Discover more from Civil Discourse with Joyce Vance
This morning, as everyone gears up for what’s on track to be a momentous week for people who love democracy, there’s a small, but positive, sign that the rule of law is finally ready to take on Trump. It might not seem significant, but it’s important. I want to make sure you see it.
After all of the speculation over whether there might be some type of standoff at Mar-a-Lago if charges are filed against Trump, we get this quiet concession from the lawyers. It’s an early acknowledgment that Trump isn’t above the law in these anticipated proceedings. He will have to follow “normal procedures” just like anyone else who is charged with a crime.
Of course, he will be doing it with a Secret Service agent at his side. The agent will presumably go through all the booking procedures with him and accompany him in court. That’s a good reminder that we are in uncharted territory from here on out, but “unprecedented” doesn’t mean the procedural rules don’t apply to Trump. It’s a good sign that his lawyers have been forced to concede that before charges are even filed.
That doesn’t mean Trump won’t continue to be Trump. But he would do well to remember that everything he does publicly can be used as evidence. Like the echo of his call to arms on January 6 that he put out on social media yesterday. The attack on a prosecutor is worthy of a mobster, not a former president. Trump continues to be everything Congressman Adam Schiff admonished senators he was during impeachment: someone who would damage our national security again if not reined in, someone who truth and what’s right doesn’t matter to. But even Trump can’t avoid the normal events that occur when a person is charged by a grand jury. In fact, it may end up being a positive that there will be a federal law enforcement agent at his side in the form of his Secret Service detail. The rule of law is coming for Trump.

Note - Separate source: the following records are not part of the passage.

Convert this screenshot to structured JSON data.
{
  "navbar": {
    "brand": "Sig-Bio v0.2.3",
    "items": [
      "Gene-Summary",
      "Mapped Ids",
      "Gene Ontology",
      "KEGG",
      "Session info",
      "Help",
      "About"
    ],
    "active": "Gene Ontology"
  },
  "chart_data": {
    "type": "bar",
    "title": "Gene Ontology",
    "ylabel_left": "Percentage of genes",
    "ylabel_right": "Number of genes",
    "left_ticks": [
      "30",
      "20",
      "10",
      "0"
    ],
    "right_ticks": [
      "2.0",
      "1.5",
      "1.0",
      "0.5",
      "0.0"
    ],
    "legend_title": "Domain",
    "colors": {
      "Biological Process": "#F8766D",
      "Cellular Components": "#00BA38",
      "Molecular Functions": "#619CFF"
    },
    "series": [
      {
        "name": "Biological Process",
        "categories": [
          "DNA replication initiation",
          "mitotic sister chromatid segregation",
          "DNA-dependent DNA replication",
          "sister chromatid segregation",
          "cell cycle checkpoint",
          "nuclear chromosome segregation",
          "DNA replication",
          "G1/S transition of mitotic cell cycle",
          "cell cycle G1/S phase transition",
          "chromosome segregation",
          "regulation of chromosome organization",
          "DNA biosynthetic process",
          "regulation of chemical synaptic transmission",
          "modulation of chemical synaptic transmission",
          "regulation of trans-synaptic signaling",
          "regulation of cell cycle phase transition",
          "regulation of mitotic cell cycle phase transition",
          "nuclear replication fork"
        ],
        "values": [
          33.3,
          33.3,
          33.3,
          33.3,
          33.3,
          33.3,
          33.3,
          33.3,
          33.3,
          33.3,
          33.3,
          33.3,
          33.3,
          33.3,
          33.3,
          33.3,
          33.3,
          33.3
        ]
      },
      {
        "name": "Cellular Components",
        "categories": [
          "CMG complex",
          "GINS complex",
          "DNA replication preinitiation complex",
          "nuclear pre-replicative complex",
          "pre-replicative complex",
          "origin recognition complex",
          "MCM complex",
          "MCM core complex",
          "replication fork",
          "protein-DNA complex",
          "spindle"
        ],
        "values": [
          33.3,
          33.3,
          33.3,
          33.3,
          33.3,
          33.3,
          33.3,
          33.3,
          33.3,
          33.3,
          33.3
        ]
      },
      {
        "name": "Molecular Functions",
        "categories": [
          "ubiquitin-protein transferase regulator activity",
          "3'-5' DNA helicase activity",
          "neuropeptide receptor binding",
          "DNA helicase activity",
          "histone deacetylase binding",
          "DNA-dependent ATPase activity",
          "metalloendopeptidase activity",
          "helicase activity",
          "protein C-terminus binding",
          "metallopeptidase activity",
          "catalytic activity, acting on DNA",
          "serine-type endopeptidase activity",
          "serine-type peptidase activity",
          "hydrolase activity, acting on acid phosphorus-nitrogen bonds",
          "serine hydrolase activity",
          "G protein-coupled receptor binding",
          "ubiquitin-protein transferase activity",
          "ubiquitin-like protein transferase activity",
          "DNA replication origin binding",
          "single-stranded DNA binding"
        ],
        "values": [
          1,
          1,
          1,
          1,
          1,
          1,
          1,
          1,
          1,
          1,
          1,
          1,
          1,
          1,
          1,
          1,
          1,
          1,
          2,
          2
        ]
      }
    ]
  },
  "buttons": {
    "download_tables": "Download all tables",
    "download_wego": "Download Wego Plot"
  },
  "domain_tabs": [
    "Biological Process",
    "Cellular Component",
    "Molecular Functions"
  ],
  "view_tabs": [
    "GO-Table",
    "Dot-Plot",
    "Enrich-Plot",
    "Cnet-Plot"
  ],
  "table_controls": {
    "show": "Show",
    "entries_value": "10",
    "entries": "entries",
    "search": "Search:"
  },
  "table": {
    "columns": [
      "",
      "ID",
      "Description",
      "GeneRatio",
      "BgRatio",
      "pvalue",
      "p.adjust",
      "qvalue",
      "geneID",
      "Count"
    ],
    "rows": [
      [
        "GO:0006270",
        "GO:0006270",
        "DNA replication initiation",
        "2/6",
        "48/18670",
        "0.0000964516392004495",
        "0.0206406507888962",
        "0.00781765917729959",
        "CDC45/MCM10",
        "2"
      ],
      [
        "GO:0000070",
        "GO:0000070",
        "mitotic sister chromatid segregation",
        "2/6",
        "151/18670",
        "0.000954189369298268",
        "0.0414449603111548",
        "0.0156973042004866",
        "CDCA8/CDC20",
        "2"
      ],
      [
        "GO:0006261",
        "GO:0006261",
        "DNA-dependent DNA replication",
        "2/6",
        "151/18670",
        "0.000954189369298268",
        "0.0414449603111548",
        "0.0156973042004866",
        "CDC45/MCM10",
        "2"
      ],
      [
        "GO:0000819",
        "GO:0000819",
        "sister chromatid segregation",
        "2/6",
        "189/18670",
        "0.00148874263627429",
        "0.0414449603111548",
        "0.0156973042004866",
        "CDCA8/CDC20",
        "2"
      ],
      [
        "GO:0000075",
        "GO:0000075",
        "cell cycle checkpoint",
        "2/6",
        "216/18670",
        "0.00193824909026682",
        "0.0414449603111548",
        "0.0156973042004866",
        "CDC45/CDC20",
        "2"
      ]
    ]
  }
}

There is little likelihood that what’s about to take place will be straightforward or an easy path. Prosecutions require proof beyond a reasonable doubt of all elements of any charged crimes. Conviction requires a unanimous jury. Don’t get discouraged by early skirmishes. This is a marathon, not a sprint. But we are entering the season where the rule of law, in the form of both criminal and civil cases, is coming for Trump.
Trials reveal evidence. One of the core purposes of our criminal justice system is to learn the truth about what happened when someone is harmed. That obviously matters in courtrooms. But it also matters when Americans vote, which we will be doing in short order. While we may be passive participants in the courtroom proceedings that are about to unfold, each of us will have a very real role to play as citizens when the 2024 election cycle gets underway. It will be difficult, like it was in 2016, and again in 2020—when we succeeded at the polls—to help people understand the truth about Trump and about what matters in our government. That means there are important times and important work ahead for all of us. So stay informed. Keep notes if that’s what works for you. Remember the value of civil discourse with friends and family, even when it seems difficult to make any headway.
We’re in this together,